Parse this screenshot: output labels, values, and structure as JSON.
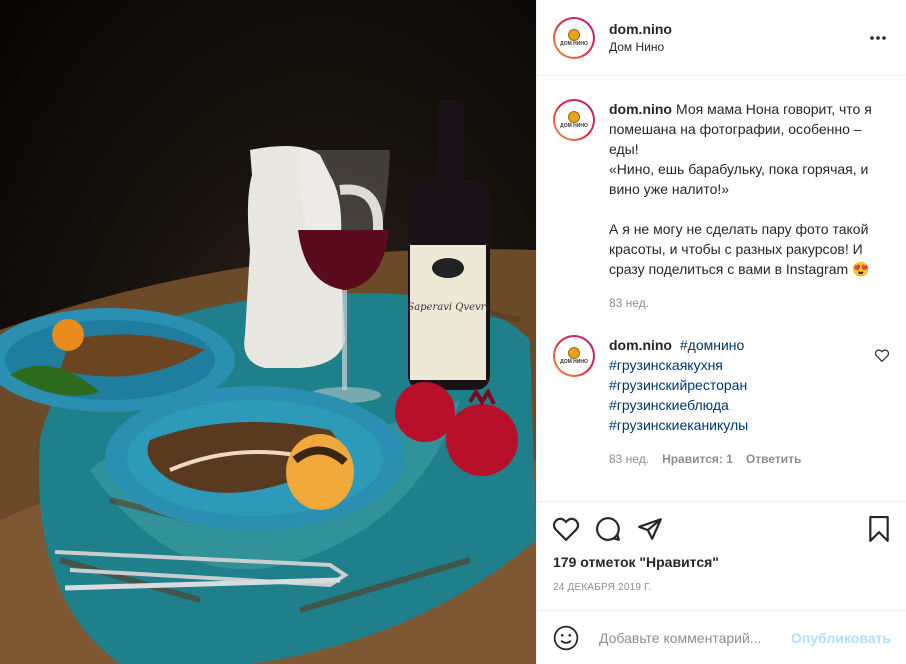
{
  "post": {
    "image_alt": "",
    "username": "dom.nino",
    "location": "Дом Нино",
    "avatar_logo_text": "ДОМ НИНО",
    "caption": {
      "username": "dom.nino",
      "text": "Моя мама Нона говорит, что я помешана на фотографии, особенно – еды!\n«Нино, ешь барабульку, пока горячая, и вино уже налито!»\n\nА я не могу не сделать пару фото такой красоты, и чтобы с разных ракурсов! И сразу поделиться с вами в Instagram 😍",
      "time": "83 нед."
    },
    "comment": {
      "username": "dom.nino",
      "hashtags": [
        "#домнино",
        "#грузинскаякухня",
        "#грузинскийресторан",
        "#грузинскиеблюда",
        "#грузинскиеканикулы"
      ],
      "time": "83 нед.",
      "likes": "Нравится: 1",
      "reply": "Ответить"
    },
    "likes_text": "179 отметок \"Нравится\"",
    "date": "24 ДЕКАБРЯ 2019 Г.",
    "add_comment_placeholder": "Добавьте комментарий...",
    "publish_label": "Опубликовать",
    "wine_label_text": "Saperavi Qvevri"
  },
  "icons": [
    "more-icon",
    "heart-icon",
    "comment-icon",
    "share-icon",
    "bookmark-icon",
    "smile-icon"
  ],
  "colors": {
    "link": "#00376b",
    "muted": "#8e8e8e",
    "publish": "#b2dffc",
    "border": "#efefef"
  }
}
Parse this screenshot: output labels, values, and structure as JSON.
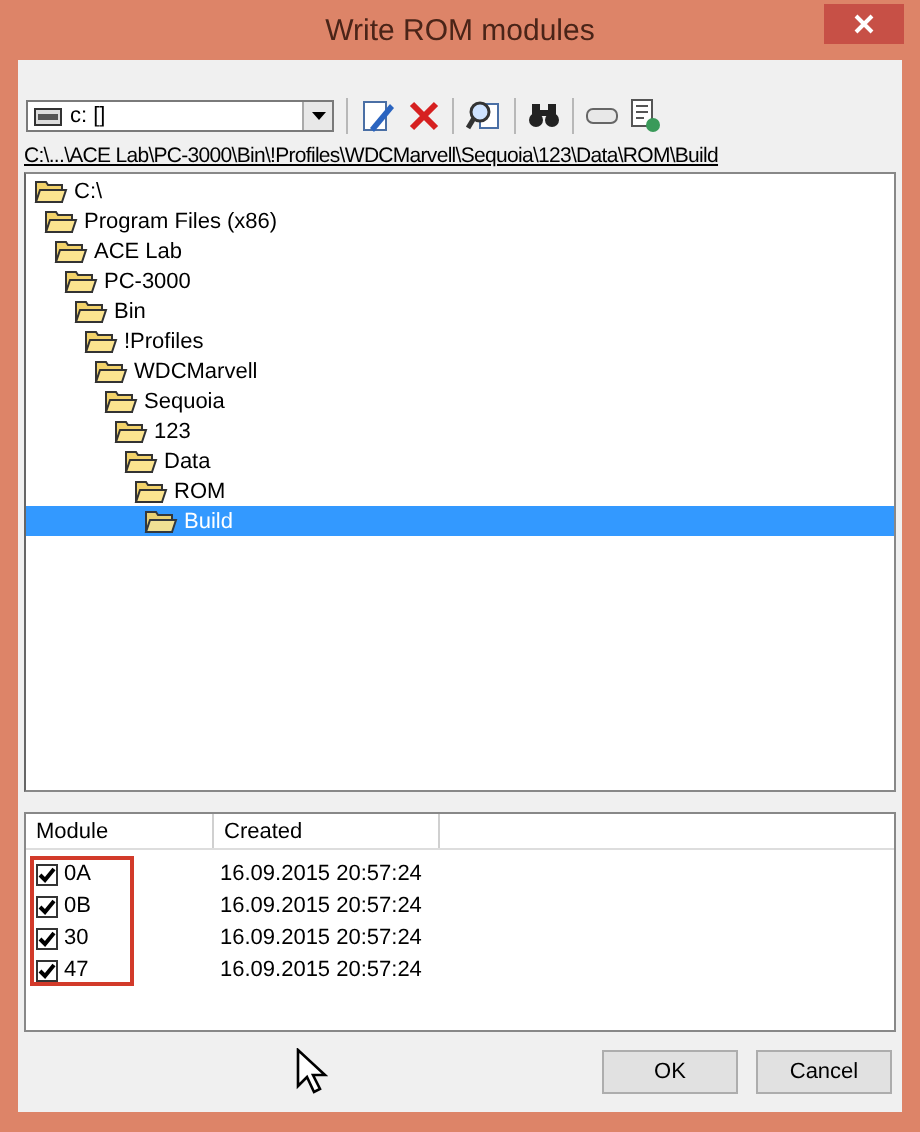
{
  "window": {
    "title": "Write ROM modules"
  },
  "drive_combo": {
    "value": "c: []"
  },
  "path": "C:\\...\\ACE Lab\\PC-3000\\Bin\\!Profiles\\WDCMarvell\\Sequoia\\123\\Data\\ROM\\Build",
  "tree": [
    {
      "label": "C:\\",
      "selected": false,
      "children": [
        {
          "label": "Program Files (x86)",
          "selected": false,
          "children": [
            {
              "label": "ACE Lab",
              "selected": false,
              "children": [
                {
                  "label": "PC-3000",
                  "selected": false,
                  "children": [
                    {
                      "label": "Bin",
                      "selected": false,
                      "children": [
                        {
                          "label": "!Profiles",
                          "selected": false,
                          "children": [
                            {
                              "label": "WDCMarvell",
                              "selected": false,
                              "children": [
                                {
                                  "label": "Sequoia",
                                  "selected": false,
                                  "children": [
                                    {
                                      "label": "123",
                                      "selected": false,
                                      "children": [
                                        {
                                          "label": "Data",
                                          "selected": false,
                                          "children": [
                                            {
                                              "label": "ROM",
                                              "selected": false,
                                              "children": [
                                                {
                                                  "label": "Build",
                                                  "selected": true
                                                }
                                              ]
                                            }
                                          ]
                                        }
                                      ]
                                    }
                                  ]
                                }
                              ]
                            }
                          ]
                        }
                      ]
                    }
                  ]
                }
              ]
            }
          ]
        }
      ]
    }
  ],
  "table": {
    "columns": [
      "Module",
      "Created"
    ],
    "rows": [
      {
        "module": "0A",
        "created": "16.09.2015 20:57:24",
        "checked": true
      },
      {
        "module": "0B",
        "created": "16.09.2015 20:57:24",
        "checked": true
      },
      {
        "module": "30",
        "created": "16.09.2015 20:57:24",
        "checked": true
      },
      {
        "module": "47",
        "created": "16.09.2015 20:57:24",
        "checked": true
      }
    ]
  },
  "buttons": [
    "OK",
    "Cancel"
  ]
}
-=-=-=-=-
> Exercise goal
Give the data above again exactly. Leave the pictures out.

> Finished exercise
Parse this screenshot: output labels, values, and structure as JSON.
{
  "post": {
    "image_alt": "",
    "username": "dom.nino",
    "location": "Дом Нино",
    "avatar_logo_text": "ДОМ НИНО",
    "caption": {
      "username": "dom.nino",
      "text": "Моя мама Нона говорит, что я помешана на фотографии, особенно – еды!\n«Нино, ешь барабульку, пока горячая, и вино уже налито!»\n\nА я не могу не сделать пару фото такой красоты, и чтобы с разных ракурсов! И сразу поделиться с вами в Instagram 😍",
      "time": "83 нед."
    },
    "comment": {
      "username": "dom.nino",
      "hashtags": [
        "#домнино",
        "#грузинскаякухня",
        "#грузинскийресторан",
        "#грузинскиеблюда",
        "#грузинскиеканикулы"
      ],
      "time": "83 нед.",
      "likes": "Нравится: 1",
      "reply": "Ответить"
    },
    "likes_text": "179 отметок \"Нравится\"",
    "date": "24 ДЕКАБРЯ 2019 Г.",
    "add_comment_placeholder": "Добавьте комментарий...",
    "publish_label": "Опубликовать",
    "wine_label_text": "Saperavi Qvevri"
  },
  "icons": [
    "more-icon",
    "heart-icon",
    "comment-icon",
    "share-icon",
    "bookmark-icon",
    "smile-icon"
  ],
  "colors": {
    "link": "#00376b",
    "muted": "#8e8e8e",
    "publish": "#b2dffc",
    "border": "#efefef"
  }
}
Parse this screenshot: output labels, values, and structure as JSON.
{
  "window": {
    "title": "Write ROM modules"
  },
  "drive_combo": {
    "value": "c: []"
  },
  "path": "C:\\...\\ACE Lab\\PC-3000\\Bin\\!Profiles\\WDCMarvell\\Sequoia\\123\\Data\\ROM\\Build",
  "tree": [
    {
      "label": "C:\\",
      "selected": false,
      "children": [
        {
          "label": "Program Files (x86)",
          "selected": false,
          "children": [
            {
              "label": "ACE Lab",
              "selected": false,
              "children": [
                {
                  "label": "PC-3000",
                  "selected": false,
                  "children": [
                    {
                      "label": "Bin",
                      "selected": false,
                      "children": [
                        {
                          "label": "!Profiles",
                          "selected": false,
                          "children": [
                            {
                              "label": "WDCMarvell",
                              "selected": false,
                              "children": [
                                {
                                  "label": "Sequoia",
                                  "selected": false,
                                  "children": [
                                    {
                                      "label": "123",
                                      "selected": false,
                                      "children": [
                                        {
                                          "label": "Data",
                                          "selected": false,
                                          "children": [
                                            {
                                              "label": "ROM",
                                              "selected": false,
                                              "children": [
                                                {
                                                  "label": "Build",
                                                  "selected": true
                                                }
                                              ]
                                            }
                                          ]
                                        }
                                      ]
                                    }
                                  ]
                                }
                              ]
                            }
                          ]
                        }
                      ]
                    }
                  ]
                }
              ]
            }
          ]
        }
      ]
    }
  ],
  "table": {
    "columns": [
      "Module",
      "Created"
    ],
    "rows": [
      {
        "module": "0A",
        "created": "16.09.2015 20:57:24",
        "checked": true
      },
      {
        "module": "0B",
        "created": "16.09.2015 20:57:24",
        "checked": true
      },
      {
        "module": "30",
        "created": "16.09.2015 20:57:24",
        "checked": true
      },
      {
        "module": "47",
        "created": "16.09.2015 20:57:24",
        "checked": true
      }
    ]
  },
  "buttons": [
    "OK",
    "Cancel"
  ]
}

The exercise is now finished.